Last year while searching for a house I came across the body of an old streetcar.  My wife and I were being shown this house and I happened to look out one of the windows and noticed this old streetcar body laying in the yard of the house next door.  It looked as if it had been used as a storage shed or something like that.  The windows were covered up with tin but the contours and outline of the body were obvious to me as those of a Birney single truck safety car.  Being a streetcar fan and model builder of the same I know what a Birney is and looks like.  I was very excited.  We did not end up buying that house as It was not what we were looking for but the streetcar weighed heavy on my mind. All last year I thought about it and wished that it could be preserved.  But I was very busy with repairs to the new house that we bought and also getting established in a new job so I did not have much time left over.  But I contacted a few of the other local DFW area traction fans and showed some photos of the car.  Author and streetcar/interurban historian Johnnie J. Meyers went over to Seagoville and checked out the car and talked to the owner.  He was able to inspect the car and found that it was in fact car number 661.  This was the last of a series of Birney single truckers that Dallas Railway Company later (DR&T) bought from the J.G. Brill Company of Philadelphia PA in 1920.      This car originally was equipped with the Brill type 79E1 truck.  This was the last car of a 50 car order.

I am now a member of the Texas Traction Company.  This is a electric traction historical preservation organization focusing on the preservation of electric traction history in north Texas.
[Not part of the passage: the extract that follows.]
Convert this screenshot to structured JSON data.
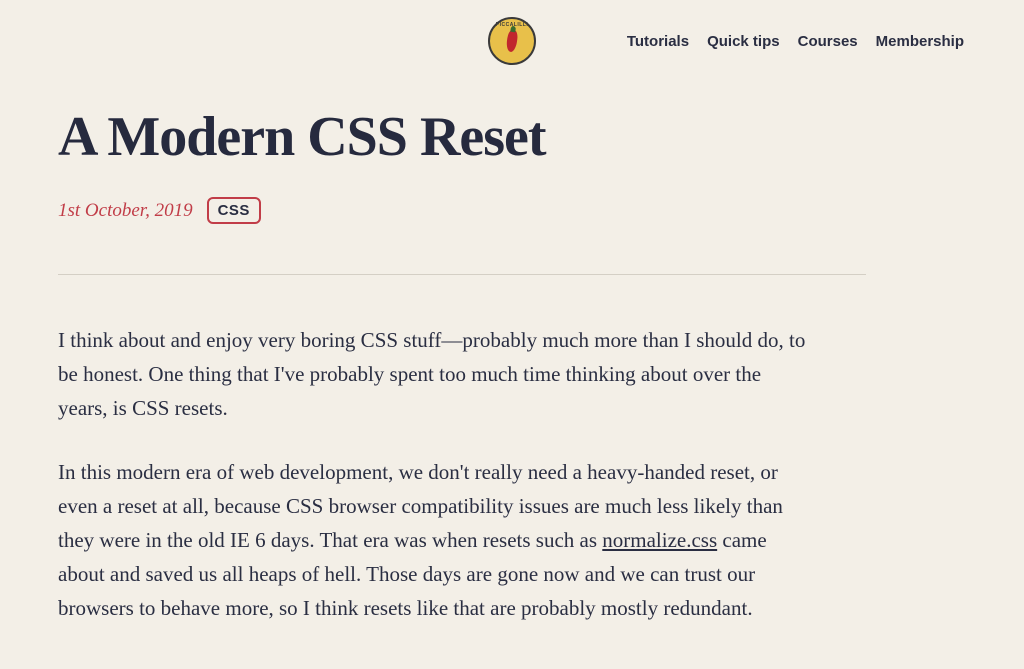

Our organization has been offered this car 661 to be preserved.  Hopefully it will be and future generations of north Texans will be able to learn about and enjoy this transportation artifact.

Friday, February 15, 2013

MATA Clean Up Day

Last Saturday I took part in the clean up day at the Mckinney Avenue Transit Authority trolley barn.  I enjoyed working around these old street cars.  And especially enjoyed seeing the progress on Former Dallas Railway and Terminal car 754.  This car was originally built as a Peter Witt type car with center door on the right side.  Later in the 1930s it was rebuilt and the center door was removed when the cars of this type were converted to one man operation.  This car is being rebuilt with all sorts of modern control technology.  It was nothing but a body when MATA got the car as all the running gear had been scrapped.   So they are outfitting it with modern running gear that is much easier to come by today.  It has Australian trucks but they have been outfitted with 440v AC motors and Resilient Bochum wheels similar to what A PCC car has.  Actually the SLRV cars that Dallas Area Rapid Transit operates have similar wheels with different tread profile.  Here are a few cell phone pics.

Car 754.  Car is currently being wired up.

This is Daisy the MATA Fairmont speeder inspection car.